What is the pain of urinary tract?
Urinary tract infections are bacterial infections that can be any part of the urinary tract. Although urine contains various types of fluid and diarrhea but not included bacteria. Bacteria in the urine are also present when UTI is present. When the bacteria enter the bladder or kidney and it starts growing, then this condition comes.
The urinary tract consists of 6 major organs – two kidneys, two ureters, urine and urethra. The kidneys are cleansing the blood, removing the present unused or the toxic elements and doing the work of urine out of the body. First, the kidney cleanses the blood and after the cleaning the dirty fluid gets released, the passage of the ureter gets deposited in the bladder. When the urine is filled in full form then there is pressure on the urethra, thus feeling the need to sacrifice urine.
The risk of urethra infection increases even during pregnancy, which directly affects the child. For this reason, the child may be premature and underweight.
The urethra is the tube that removes urine from the urinary bladder. In men, there is a long tube inside the urethra penis.

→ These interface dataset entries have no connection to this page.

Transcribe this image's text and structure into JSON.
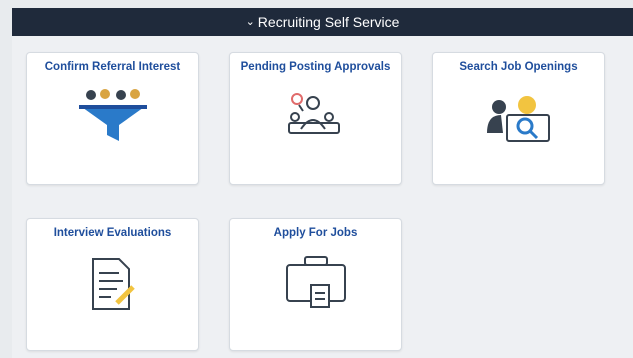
{
  "header": {
    "title": "Recruiting Self Service",
    "chevron_icon": "chevron-down-icon"
  },
  "tiles": [
    {
      "title": "Confirm Referral Interest",
      "icon": "funnel-icon"
    },
    {
      "title": "Pending Posting Approvals",
      "icon": "approver-icon"
    },
    {
      "title": "Search Job Openings",
      "icon": "search-monitor-icon"
    },
    {
      "title": "Interview Evaluations",
      "icon": "evaluation-document-icon"
    },
    {
      "title": "Apply For Jobs",
      "icon": "briefcase-icon"
    }
  ],
  "colors": {
    "header_bg": "#1f2a3b",
    "tile_title": "#1f4e9c",
    "icon_blue": "#2a7ac9",
    "icon_dark": "#37424f"
  }
}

In women, it is small and is located inside the pelvis. The pain in the urethra can be dull or sharp, stable or temporary, which means it comes and goes. The new beginning of pain is called acute. When the pain persists for a long time, then it is old.
What is the cause of pain in the urinary tract?
Burning can temporarily cause pain in the urethra. Sources of irritation include:
1. Bubble Bath
4. Contraceptive gels
5. Dutch or female hygiene products
6. Injuries due to shock in the pelvic area
8. Scented or hard soap
9. Sexual Activity
In most cases, avoiding problems will reduce the pain.
If bacterial or viral infection is found then the condition is considered to be the urethra. In some cases, however, tests will not be able to detect any infections. If this happens, then your doctor will treat your symptoms in the form of urethral syndrome.
What are the symptoms of pain in the urinary tract?
To help your doctor diagnose the cause of your pain, you must accurately describe your pain. Symptoms with pain in the urethra include:
2. Inability to urinate
3. A persistent, urgent need to urinate
4. Burning sensation during pee
5. Blood in urine or semen
6. Abnormal Discharge
7. Abnormal vaginal discharge
If you have one or more of these symptoms with pain in your urethra then you should medically meditate.
In women, urethra syndrome can also cause inconvenience in the valve area.
What is the treatment of pain in the urinary tract?
Treatment for the urethra usually involves a course of antibiotics or antiviral medication. Some common remedies for urethritis include:
1. Azithromycin, an antibiotic, is usually taken as a dose once
2. Doxycycline, a oral antibiotic that is usually taken twice for seven days
3. Erythromycin, an antibiotic which can be administered verbally, four times a day for seven days
4. Oloxacin, an oral antibiotic that is usually taken twice for seven days
5. Levofloxacin, an oral antibiotic that is usually taken once a day for seven days
If an STI causes infection, then it is essential that all sexual partners have to undergo testing and treatment when necessary. This prevents the spread of STI and reunion.
The interactions of potential medicines for medicines used for treatment of the urethra include:
1. Blood Thin Drugs
2. Heart Drugs
3. Seized drugs
Medicineof pain in the urinary tract?
Many bacteria that cause the urethritis can pass to another person through sexual contact. For this reason, practicing safe sex is an important preventive measure.
Can help reduce risk:
1. Avoid intercourse with multiple partners.
2. Use condoms every time you have sex.
3. Test regularly.
4. Protect others. If you find that you have STI, then inform those who are at risk of infection.
In addition to safe sex practices, good urinary tract also has other ways to promote health. This can reduce the risk of your urethra and some other conditions which affect this part of the body.
Based on the results of your symptoms and your physical examination, additional testing and imaging studies can help your doctor reach the diagnosis.
1. A CT Scan
3. A kidney and bladder ultrasound
4. An MRI scan
5. A radionuclide scan
6. Test for sexually transmitted diseases
7. A Euroday Test